One lunch hour the hot tears came before I could make it to the bathroom stall and at that very same moment, a group of the more popular girls walked in. I tried my best to look like I was doing anything but crying, but my mascara streaks and red face betrayed me. My 14 year old self was thinking-
What could be worse?!
To my surprise the girls huddled around me and sang “You are my sunshine” until we all burst into awkward laughter. I never became close with that friend group, but that wasn’t the point- some time shortly after that moment, I just kind of knew I was going to be ok.
Even though change isn’t easy, it is often necessary and can even lead to some pretty amazing experiences. Below are 7 ideas to help make a world of difference in your daughter’s life as she steers through teen years full of unknowns.
Change For Teens Tip #1 – Validate her experience– by being curious, asking questions, and listening you can offer your daughter a space to share her experience and make sense of what she is thinking and feeling. You might even share a story of your own change and ask how hers is different or similar.
Change For Teens Tip #2 – Plan where you can– some change comes at us more suddenly, but even in those circumstances, we can do some planning. Invite your teen to examine the situation to see how she (and maybe you together) can plan for things that might come up.
Change For Teens Tip #3 – Help her hone in on her choices– As Jessa (provisional psychologist here at Pyramid Psychology) talked about in her blog last week ‘How to Handle Change for Teens’, even in the most dire situations, there are always choices that we can make. Finding choices can help your teen have a sense of control when external circumstances are feeling pretty out of control.

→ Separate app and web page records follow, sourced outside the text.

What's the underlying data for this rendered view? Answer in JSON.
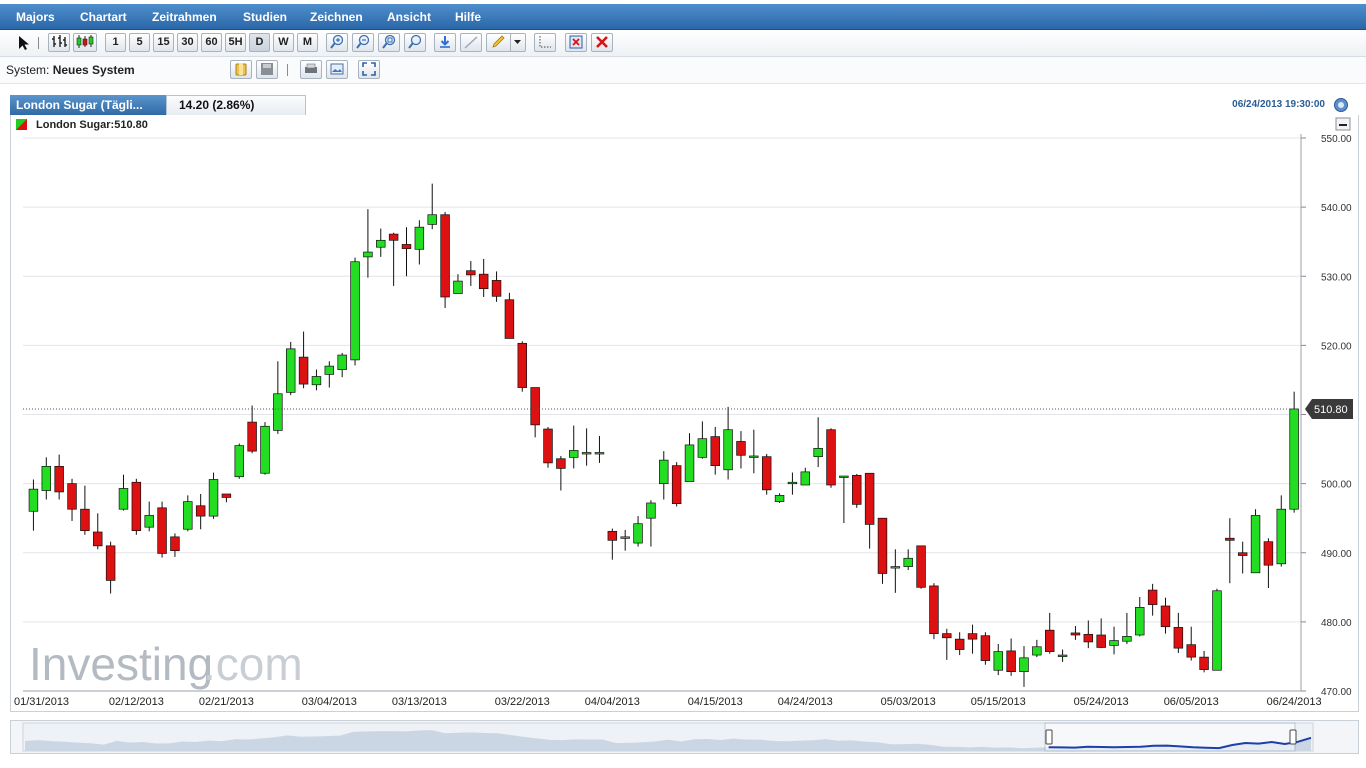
{
  "menu": {
    "items": [
      "Majors",
      "Chartart",
      "Zeitrahmen",
      "Studien",
      "Zeichnen",
      "Ansicht",
      "Hilfe"
    ]
  },
  "toolbar": {
    "timeframes": [
      "1",
      "5",
      "15",
      "30",
      "60",
      "5H",
      "D",
      "W",
      "M"
    ],
    "active_timeframe": "D",
    "icons": [
      "pointer-icon",
      "bar-chart-icon",
      "candlestick-icon",
      "zoom-in-icon",
      "zoom-out-icon",
      "zoom-fit-icon",
      "zoom-reset-icon",
      "download-icon",
      "line-draw-icon",
      "pencil-icon",
      "dropdown-icon",
      "crosshair-icon",
      "delete-drawing-icon",
      "delete-all-icon"
    ]
  },
  "system_bar": {
    "label": "System:",
    "value": "Neues System",
    "icons": [
      "folder-icon",
      "save-icon",
      "print-icon",
      "image-icon",
      "fullscreen-icon"
    ]
  },
  "tab": {
    "title": "London Sugar (Tägli...",
    "price_change": "14.20 (2.86%)",
    "datetime": "06/24/2013 19:30:00"
  },
  "legend": {
    "text": "London Sugar:510.80"
  },
  "colors": {
    "up": "#22dd22",
    "down": "#dd1111",
    "menubar": "#3a7abd",
    "accent": "#2a5c96"
  },
  "watermark": {
    "main": "Investing",
    "suffix": ".com"
  },
  "chart_data": {
    "type": "candlestick",
    "title": "London Sugar (Tägli...",
    "ylim": [
      470,
      550
    ],
    "yticks": [
      "550.00",
      "540.00",
      "530.00",
      "520.00",
      "510.00",
      "500.00",
      "490.00",
      "480.00",
      "470.00"
    ],
    "xticks": [
      "01/31/2013",
      "02/12/2013",
      "02/21/2013",
      "03/04/2013",
      "03/13/2013",
      "03/22/2013",
      "04/04/2013",
      "04/15/2013",
      "04/24/2013",
      "05/03/2013",
      "05/15/2013",
      "05/24/2013",
      "06/05/2013",
      "06/24/2013"
    ],
    "last_price": "510.80",
    "last_value": 510.8,
    "grid": true,
    "candles": [
      [
        496.0,
        499.2,
        493.2,
        500.6
      ],
      [
        499.0,
        502.5,
        497.7,
        503.8
      ],
      [
        502.5,
        498.8,
        497.7,
        504.2
      ],
      [
        500.0,
        496.3,
        494.6,
        500.7
      ],
      [
        496.3,
        493.2,
        492.6,
        499.7
      ],
      [
        493.0,
        491.0,
        490.5,
        495.7
      ],
      [
        491.0,
        486.0,
        484.1,
        491.6
      ],
      [
        496.3,
        499.3,
        496.1,
        501.3
      ],
      [
        500.2,
        493.2,
        492.6,
        500.7
      ],
      [
        493.7,
        495.4,
        493.1,
        497.4
      ],
      [
        496.5,
        489.9,
        489.3,
        497.4
      ],
      [
        492.3,
        490.3,
        489.4,
        492.8
      ],
      [
        493.4,
        497.4,
        493.1,
        498.3
      ],
      [
        496.8,
        495.3,
        493.4,
        498.5
      ],
      [
        495.3,
        500.6,
        494.9,
        501.6
      ],
      [
        498.5,
        498.0,
        497.3,
        498.5
      ],
      [
        501.0,
        505.5,
        500.7,
        505.8
      ],
      [
        508.9,
        504.7,
        504.4,
        511.3
      ],
      [
        501.5,
        508.3,
        501.3,
        508.9
      ],
      [
        507.7,
        513.0,
        507.2,
        517.7
      ],
      [
        513.2,
        519.5,
        512.8,
        520.5
      ],
      [
        518.3,
        514.4,
        513.8,
        522.0
      ],
      [
        514.3,
        515.5,
        513.5,
        516.5
      ],
      [
        515.8,
        517.0,
        513.9,
        517.7
      ],
      [
        516.5,
        518.6,
        515.4,
        518.9
      ],
      [
        517.9,
        532.1,
        517.1,
        532.7
      ],
      [
        532.8,
        533.5,
        529.8,
        539.7
      ],
      [
        534.2,
        535.2,
        532.8,
        536.9
      ],
      [
        536.1,
        535.2,
        528.6,
        536.3
      ],
      [
        534.6,
        534.0,
        530.0,
        537.1
      ],
      [
        533.9,
        537.1,
        531.7,
        538.1
      ],
      [
        537.5,
        538.9,
        536.8,
        543.4
      ],
      [
        538.9,
        527.0,
        525.4,
        539.3
      ],
      [
        527.5,
        529.3,
        527.5,
        530.3
      ],
      [
        530.8,
        530.2,
        528.6,
        532.2
      ],
      [
        530.3,
        528.2,
        527.0,
        532.5
      ],
      [
        529.4,
        527.1,
        526.3,
        530.7
      ],
      [
        526.6,
        521.0,
        521.0,
        527.6
      ],
      [
        520.3,
        513.9,
        513.3,
        520.6
      ],
      [
        513.9,
        508.5,
        506.7,
        513.9
      ],
      [
        507.9,
        503.0,
        502.3,
        508.2
      ],
      [
        503.6,
        502.2,
        499.0,
        504.0
      ],
      [
        503.8,
        504.8,
        502.2,
        508.4
      ],
      [
        504.3,
        504.5,
        502.6,
        508.0
      ],
      [
        504.5,
        504.5,
        503.0,
        506.9
      ],
      [
        493.1,
        491.8,
        489.0,
        493.5
      ],
      [
        492.3,
        492.3,
        490.3,
        493.3
      ],
      [
        491.4,
        494.2,
        490.9,
        495.3
      ],
      [
        495.0,
        497.2,
        490.9,
        497.6
      ],
      [
        500.0,
        503.4,
        497.7,
        504.7
      ],
      [
        502.6,
        497.1,
        496.7,
        503.1
      ],
      [
        500.3,
        505.6,
        500.3,
        507.3
      ],
      [
        503.8,
        506.5,
        503.6,
        509.0
      ],
      [
        506.8,
        502.6,
        501.3,
        508.2
      ],
      [
        502.0,
        507.8,
        500.6,
        511.1
      ],
      [
        506.1,
        504.1,
        502.2,
        507.6
      ],
      [
        504.0,
        504.0,
        501.5,
        507.8
      ],
      [
        503.9,
        499.1,
        498.4,
        504.3
      ],
      [
        497.4,
        498.3,
        497.2,
        498.6
      ],
      [
        500.2,
        500.2,
        498.4,
        501.6
      ],
      [
        499.8,
        501.7,
        499.8,
        502.3
      ],
      [
        503.9,
        505.1,
        502.4,
        509.6
      ],
      [
        507.8,
        499.8,
        499.4,
        508.0
      ],
      [
        501.1,
        501.1,
        494.3,
        501.1
      ],
      [
        501.2,
        497.0,
        496.5,
        501.4
      ],
      [
        501.5,
        494.1,
        490.6,
        501.5
      ],
      [
        495.0,
        487.0,
        485.5,
        495.0
      ],
      [
        488.0,
        488.0,
        484.2,
        490.5
      ],
      [
        488.0,
        489.2,
        487.5,
        490.5
      ],
      [
        491.0,
        485.0,
        484.8,
        491.0
      ],
      [
        485.2,
        478.3,
        477.5,
        485.6
      ],
      [
        478.3,
        477.7,
        474.5,
        479.0
      ],
      [
        477.5,
        476.0,
        475.2,
        478.5
      ],
      [
        478.3,
        477.5,
        475.4,
        479.6
      ],
      [
        478.0,
        474.4,
        473.8,
        478.5
      ],
      [
        473.0,
        475.7,
        472.3,
        476.8
      ],
      [
        475.8,
        472.8,
        472.2,
        477.6
      ],
      [
        472.8,
        474.8,
        470.6,
        476.5
      ],
      [
        475.2,
        476.4,
        474.9,
        477.4
      ],
      [
        478.8,
        475.7,
        475.4,
        481.3
      ],
      [
        475.2,
        475.2,
        474.2,
        476.0
      ],
      [
        478.4,
        478.1,
        477.4,
        479.4
      ],
      [
        478.2,
        477.1,
        476.2,
        480.2
      ],
      [
        478.1,
        476.3,
        476.2,
        480.5
      ],
      [
        476.6,
        477.3,
        475.3,
        479.3
      ],
      [
        477.2,
        477.9,
        476.8,
        481.3
      ],
      [
        478.1,
        482.1,
        477.9,
        483.6
      ],
      [
        484.6,
        482.5,
        480.9,
        485.5
      ],
      [
        482.3,
        479.3,
        478.3,
        483.5
      ],
      [
        479.2,
        476.2,
        475.5,
        481.3
      ],
      [
        476.7,
        474.9,
        474.4,
        479.3
      ],
      [
        474.9,
        473.1,
        472.7,
        475.8
      ],
      [
        473.0,
        484.5,
        473.0,
        484.8
      ],
      [
        492.1,
        491.8,
        485.6,
        495.0
      ],
      [
        490.0,
        489.6,
        487.0,
        491.6
      ],
      [
        487.1,
        495.4,
        487.1,
        496.3
      ],
      [
        491.6,
        488.2,
        484.9,
        492.1
      ],
      [
        488.4,
        496.3,
        488.0,
        498.3
      ],
      [
        496.3,
        510.8,
        495.8,
        513.3
      ]
    ]
  }
}
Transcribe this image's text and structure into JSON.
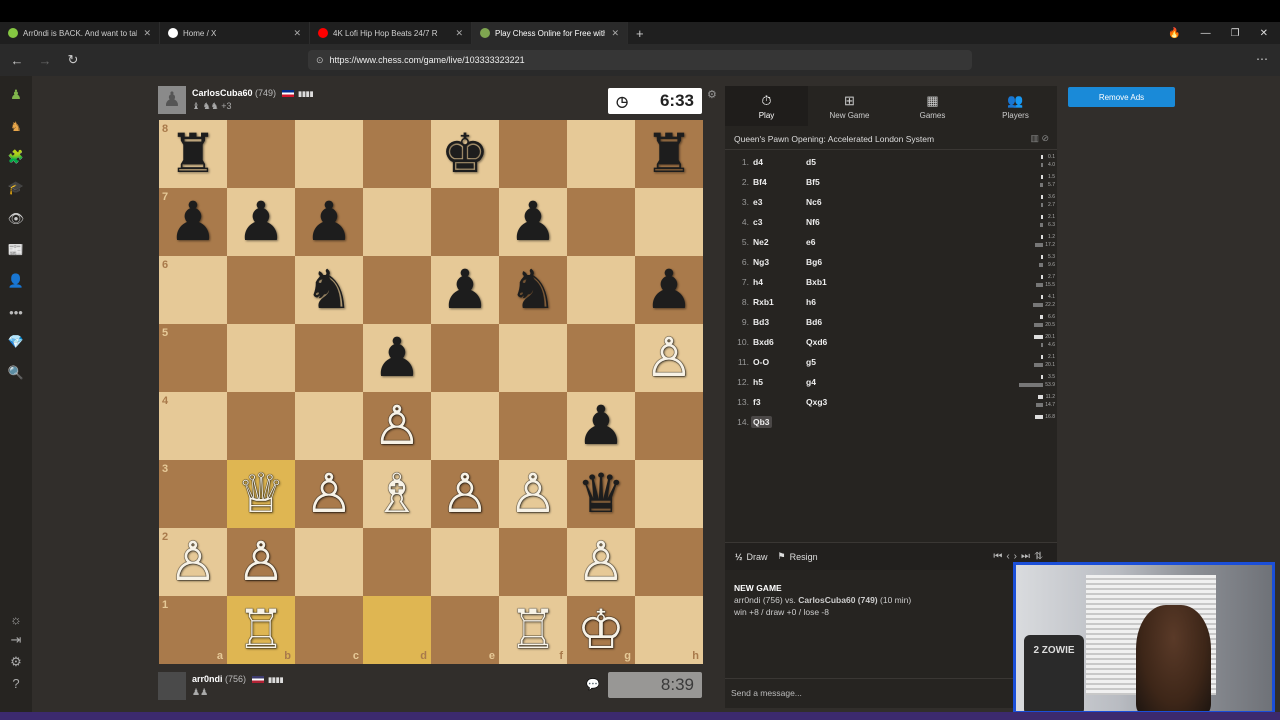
{
  "browser": {
    "tabs": [
      {
        "label": "Arr0ndi is BACK. And want to talk and",
        "icon": "rumble-icon",
        "color": "#85c742",
        "active": false
      },
      {
        "label": "Home / X",
        "icon": "x-icon",
        "color": "#ffffff",
        "active": false
      },
      {
        "label": "4K  Lofi Hip Hop Beats 24/7 R",
        "icon": "youtube-icon",
        "color": "#ff0000",
        "active": false
      },
      {
        "label": "Play Chess Online for Free with Fr",
        "icon": "chess-icon",
        "color": "#7fa650",
        "active": true
      }
    ],
    "new_tab": "+",
    "url": "https://www.chess.com/game/live/103333323221"
  },
  "opponent": {
    "name": "CarlosCuba60",
    "rating": "(749)",
    "flag_colors": [
      "#002a8f",
      "#ffffff",
      "#cf142b"
    ],
    "captured": "♝ ♞♞",
    "advantage": "+3",
    "clock": "6:33"
  },
  "player": {
    "name": "arr0ndi",
    "rating": "(756)",
    "flag_colors": [
      "#3c3b6e",
      "#ffffff",
      "#b22234"
    ],
    "captured": "♟♟",
    "clock": "8:39"
  },
  "board": {
    "files": [
      "a",
      "b",
      "c",
      "d",
      "e",
      "f",
      "g",
      "h"
    ],
    "ranks": [
      "8",
      "7",
      "6",
      "5",
      "4",
      "3",
      "2",
      "1"
    ],
    "highlights": [
      "b3",
      "b1",
      "d1"
    ],
    "pieces": [
      {
        "sq": "a8",
        "p": "♜",
        "c": "b"
      },
      {
        "sq": "e8",
        "p": "♚",
        "c": "b"
      },
      {
        "sq": "h8",
        "p": "♜",
        "c": "b"
      },
      {
        "sq": "a7",
        "p": "♟",
        "c": "b"
      },
      {
        "sq": "b7",
        "p": "♟",
        "c": "b"
      },
      {
        "sq": "c7",
        "p": "♟",
        "c": "b"
      },
      {
        "sq": "f7",
        "p": "♟",
        "c": "b"
      },
      {
        "sq": "c6",
        "p": "♞",
        "c": "b"
      },
      {
        "sq": "e6",
        "p": "♟",
        "c": "b"
      },
      {
        "sq": "f6",
        "p": "♞",
        "c": "b"
      },
      {
        "sq": "h6",
        "p": "♟",
        "c": "b"
      },
      {
        "sq": "d5",
        "p": "♟",
        "c": "b"
      },
      {
        "sq": "h5",
        "p": "♙",
        "c": "w"
      },
      {
        "sq": "d4",
        "p": "♙",
        "c": "w"
      },
      {
        "sq": "g4",
        "p": "♟",
        "c": "b"
      },
      {
        "sq": "b3",
        "p": "♕",
        "c": "w"
      },
      {
        "sq": "c3",
        "p": "♙",
        "c": "w"
      },
      {
        "sq": "d3",
        "p": "♗",
        "c": "w"
      },
      {
        "sq": "e3",
        "p": "♙",
        "c": "w"
      },
      {
        "sq": "f3",
        "p": "♙",
        "c": "w"
      },
      {
        "sq": "g3",
        "p": "♛",
        "c": "b"
      },
      {
        "sq": "a2",
        "p": "♙",
        "c": "w"
      },
      {
        "sq": "b2",
        "p": "♙",
        "c": "w"
      },
      {
        "sq": "g2",
        "p": "♙",
        "c": "w"
      },
      {
        "sq": "b1",
        "p": "♖",
        "c": "w"
      },
      {
        "sq": "f1",
        "p": "♖",
        "c": "w"
      },
      {
        "sq": "g1",
        "p": "♔",
        "c": "w"
      }
    ]
  },
  "panel": {
    "tabs": [
      {
        "label": "Play",
        "icon": "⏱"
      },
      {
        "label": "New Game",
        "icon": "⊞"
      },
      {
        "label": "Games",
        "icon": "▦"
      },
      {
        "label": "Players",
        "icon": "👥"
      }
    ],
    "remove_ads": "Remove Ads",
    "opening": "Queen's Pawn Opening: Accelerated London System",
    "moves": [
      {
        "n": "1.",
        "w": "d4",
        "b": "d5",
        "tw": "0.1",
        "tb": "4.0"
      },
      {
        "n": "2.",
        "w": "Bf4",
        "b": "Bf5",
        "tw": "1.5",
        "tb": "5.7"
      },
      {
        "n": "3.",
        "w": "e3",
        "b": "Nc6",
        "tw": "3.6",
        "tb": "2.7"
      },
      {
        "n": "4.",
        "w": "c3",
        "b": "Nf6",
        "tw": "2.1",
        "tb": "6.3"
      },
      {
        "n": "5.",
        "w": "Ne2",
        "b": "e6",
        "tw": "1.2",
        "tb": "17.2"
      },
      {
        "n": "6.",
        "w": "Ng3",
        "b": "Bg6",
        "tw": "5.3",
        "tb": "9.6"
      },
      {
        "n": "7.",
        "w": "h4",
        "b": "Bxb1",
        "tw": "2.7",
        "tb": "15.5"
      },
      {
        "n": "8.",
        "w": "Rxb1",
        "b": "h6",
        "tw": "4.1",
        "tb": "22.2"
      },
      {
        "n": "9.",
        "w": "Bd3",
        "b": "Bd6",
        "tw": "6.6",
        "tb": "20.5"
      },
      {
        "n": "10.",
        "w": "Bxd6",
        "b": "Qxd6",
        "tw": "20.1",
        "tb": "4.6"
      },
      {
        "n": "11.",
        "w": "O-O",
        "b": "g5",
        "tw": "2.1",
        "tb": "20.1"
      },
      {
        "n": "12.",
        "w": "h5",
        "b": "g4",
        "tw": "3.5",
        "tb": "53.9"
      },
      {
        "n": "13.",
        "w": "f3",
        "b": "Qxg3",
        "tw": "11.2",
        "tb": "14.7"
      },
      {
        "n": "14.",
        "w": "Qb3",
        "b": "",
        "tw": "16.8",
        "tb": ""
      }
    ],
    "draw": "Draw",
    "resign": "Resign",
    "game_title": "NEW GAME",
    "game_players_a": "arr0ndi (756) vs.",
    "game_players_b": "CarlosCuba60 (749)",
    "game_players_c": "(10 min)",
    "game_stakes": "win +8 / draw +0 / lose -8",
    "chat_placeholder": "Send a message..."
  },
  "webcam": {
    "brand": "2 ZOWIE"
  }
}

Change For Teens Tip #4 – Support them to form meaningful connections– feeling connected to people who get it, who your daughter feels safe with and can trust can ease stress felt from transitions. Nothing like a good dose of empathy to help possibilities blossom. The Happiness Pill program is a unique online group coaching experience (with some 1:1 coaching too!) that was designed to give your daughter a safe space to build these types of meaningful connections. If the idea of seeing your daughter build relationships while working on her own joy lights you up, you can get the details for the program HERE.
Change For Teens Tip #5 – Give yourself some of that support sugar- If your teen is experiencing change, you are feeling it too. Whether it’s her behaviour or your own experience of change, the impacts are felt. Take some time to fill your cup with love and care before you try to pour from an empty cup in support of your teen.
Change For Teens Tip #6 – Highlight past victories- You can ask your teen daughter about some past changes that she has gone through and how she can use those to help her now. How did she survive or even thrive? What are some things she learned about herself in the process? About others? She may have learned tools to manage change, too!
Change For Teens Tip #7 – Create opportunities for joy and optimism– Change is stressful- so it’s important to offer a different landscape once in a while. Coming up with ideas on how to take breaks, have some fun, and do things that bring her joy, can be a great way to manage some of the stress that comes with change.
Chantal Côté (she/her) is a psychologist and teen life coach living in Calgary, Alberta. After over a decade in non-profit and community mental health, Chantal started Pyramid Psychology, a practice dedicated to supporting teens – a population she is constantly amazed by. Chantal is on a mission to help 100,000 teen girls (and their parents) build bulletproof mindsets so they can weather the ups and downs of life. As part of this goal, Chantal has had the privilege of speaking at various events – virtual and live – to support teens and parents.
Outside of this passion, Chantal is often in nature, writing poetry, playing ball hockey and hanging out with her loved ones.
Each week, Chantal writes a blog article in response to issues she hears from the parents and teens she connects with.